Dataset rows describing interfaces:
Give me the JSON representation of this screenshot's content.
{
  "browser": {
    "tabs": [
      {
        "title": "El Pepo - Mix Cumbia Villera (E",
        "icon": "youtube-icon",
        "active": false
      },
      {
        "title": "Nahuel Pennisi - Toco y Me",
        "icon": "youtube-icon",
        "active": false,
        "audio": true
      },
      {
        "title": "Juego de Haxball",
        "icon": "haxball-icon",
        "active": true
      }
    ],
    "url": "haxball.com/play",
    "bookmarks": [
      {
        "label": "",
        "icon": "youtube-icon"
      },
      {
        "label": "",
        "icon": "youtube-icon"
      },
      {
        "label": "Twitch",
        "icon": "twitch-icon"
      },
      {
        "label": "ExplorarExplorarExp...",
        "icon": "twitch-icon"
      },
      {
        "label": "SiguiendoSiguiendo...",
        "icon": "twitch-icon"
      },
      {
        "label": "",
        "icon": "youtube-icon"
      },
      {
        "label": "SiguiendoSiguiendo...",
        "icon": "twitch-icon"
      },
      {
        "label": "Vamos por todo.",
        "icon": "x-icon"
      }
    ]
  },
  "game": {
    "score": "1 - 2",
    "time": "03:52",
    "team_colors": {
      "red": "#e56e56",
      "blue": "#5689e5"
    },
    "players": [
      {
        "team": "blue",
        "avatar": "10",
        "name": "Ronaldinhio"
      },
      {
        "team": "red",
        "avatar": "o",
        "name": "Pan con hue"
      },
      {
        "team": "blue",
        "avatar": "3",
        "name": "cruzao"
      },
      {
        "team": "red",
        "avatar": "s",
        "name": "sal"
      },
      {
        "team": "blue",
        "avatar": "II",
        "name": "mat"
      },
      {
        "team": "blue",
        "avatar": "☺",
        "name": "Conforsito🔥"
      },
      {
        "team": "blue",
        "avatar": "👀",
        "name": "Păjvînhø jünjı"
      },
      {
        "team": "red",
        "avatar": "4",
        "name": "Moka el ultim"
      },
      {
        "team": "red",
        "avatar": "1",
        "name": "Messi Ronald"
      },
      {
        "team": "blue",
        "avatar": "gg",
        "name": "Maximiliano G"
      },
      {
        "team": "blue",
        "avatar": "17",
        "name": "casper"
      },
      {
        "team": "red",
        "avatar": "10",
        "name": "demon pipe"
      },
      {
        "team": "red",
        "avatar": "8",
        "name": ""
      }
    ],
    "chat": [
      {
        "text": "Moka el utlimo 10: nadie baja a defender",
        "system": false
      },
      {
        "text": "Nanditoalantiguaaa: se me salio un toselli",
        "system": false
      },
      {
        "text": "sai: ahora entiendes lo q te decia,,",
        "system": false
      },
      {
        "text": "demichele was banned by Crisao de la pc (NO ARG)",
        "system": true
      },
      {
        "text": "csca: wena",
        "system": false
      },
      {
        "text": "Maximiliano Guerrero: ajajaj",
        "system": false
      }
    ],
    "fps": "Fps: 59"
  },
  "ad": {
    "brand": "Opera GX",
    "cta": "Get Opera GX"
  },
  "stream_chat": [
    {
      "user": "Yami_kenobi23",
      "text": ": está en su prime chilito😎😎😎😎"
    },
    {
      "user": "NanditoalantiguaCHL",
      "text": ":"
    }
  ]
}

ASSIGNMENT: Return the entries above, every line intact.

SOLUTION TO THIS PROBLEM:
Give me the JSON representation of this screenshot's content.
{
  "browser": {
    "tabs": [
      {
        "title": "El Pepo - Mix Cumbia Villera (E",
        "icon": "youtube-icon",
        "active": false
      },
      {
        "title": "Nahuel Pennisi - Toco y Me",
        "icon": "youtube-icon",
        "active": false,
        "audio": true
      },
      {
        "title": "Juego de Haxball",
        "icon": "haxball-icon",
        "active": true
      }
    ],
    "url": "haxball.com/play",
    "bookmarks": [
      {
        "label": "",
        "icon": "youtube-icon"
      },
      {
        "label": "",
        "icon": "youtube-icon"
      },
      {
        "label": "Twitch",
        "icon": "twitch-icon"
      },
      {
        "label": "ExplorarExplorarExp...",
        "icon": "twitch-icon"
      },
      {
        "label": "SiguiendoSiguiendo...",
        "icon": "twitch-icon"
      },
      {
        "label": "",
        "icon": "youtube-icon"
      },
      {
        "label": "SiguiendoSiguiendo...",
        "icon": "twitch-icon"
      },
      {
        "label": "Vamos por todo.",
        "icon": "x-icon"
      }
    ]
  },
  "game": {
    "score": "1 - 2",
    "time": "03:52",
    "team_colors": {
      "red": "#e56e56",
      "blue": "#5689e5"
    },
    "players": [
      {
        "team": "blue",
        "avatar": "10",
        "name": "Ronaldinhio"
      },
      {
        "team": "red",
        "avatar": "o",
        "name": "Pan con hue"
      },
      {
        "team": "blue",
        "avatar": "3",
        "name": "cruzao"
      },
      {
        "team": "red",
        "avatar": "s",
        "name": "sal"
      },
      {
        "team": "blue",
        "avatar": "II",
        "name": "mat"
      },
      {
        "team": "blue",
        "avatar": "☺",
        "name": "Conforsito🔥"
      },
      {
        "team": "blue",
        "avatar": "👀",
        "name": "Păjvînhø jünjı"
      },
      {
        "team": "red",
        "avatar": "4",
        "name": "Moka el ultim"
      },
      {
        "team": "red",
        "avatar": "1",
        "name": "Messi Ronald"
      },
      {
        "team": "blue",
        "avatar": "gg",
        "name": "Maximiliano G"
      },
      {
        "team": "blue",
        "avatar": "17",
        "name": "casper"
      },
      {
        "team": "red",
        "avatar": "10",
        "name": "demon pipe"
      },
      {
        "team": "red",
        "avatar": "8",
        "name": ""
      }
    ],
    "chat": [
      {
        "text": "Moka el utlimo 10: nadie baja a defender",
        "system": false
      },
      {
        "text": "Nanditoalantiguaaa: se me salio un toselli",
        "system": false
      },
      {
        "text": "sai: ahora entiendes lo q te decia,,",
        "system": false
      },
      {
        "text": "demichele was banned by Crisao de la pc (NO ARG)",
        "system": true
      },
      {
        "text": "csca: wena",
        "system": false
      },
      {
        "text": "Maximiliano Guerrero: ajajaj",
        "system": false
      }
    ],
    "fps": "Fps: 59"
  },
  "ad": {
    "brand": "Opera GX",
    "cta": "Get Opera GX"
  },
  "stream_chat": [
    {
      "user": "Yami_kenobi23",
      "text": ": está en su prime chilito😎😎😎😎"
    },
    {
      "user": "NanditoalantiguaCHL",
      "text": ":"
    }
  ]
}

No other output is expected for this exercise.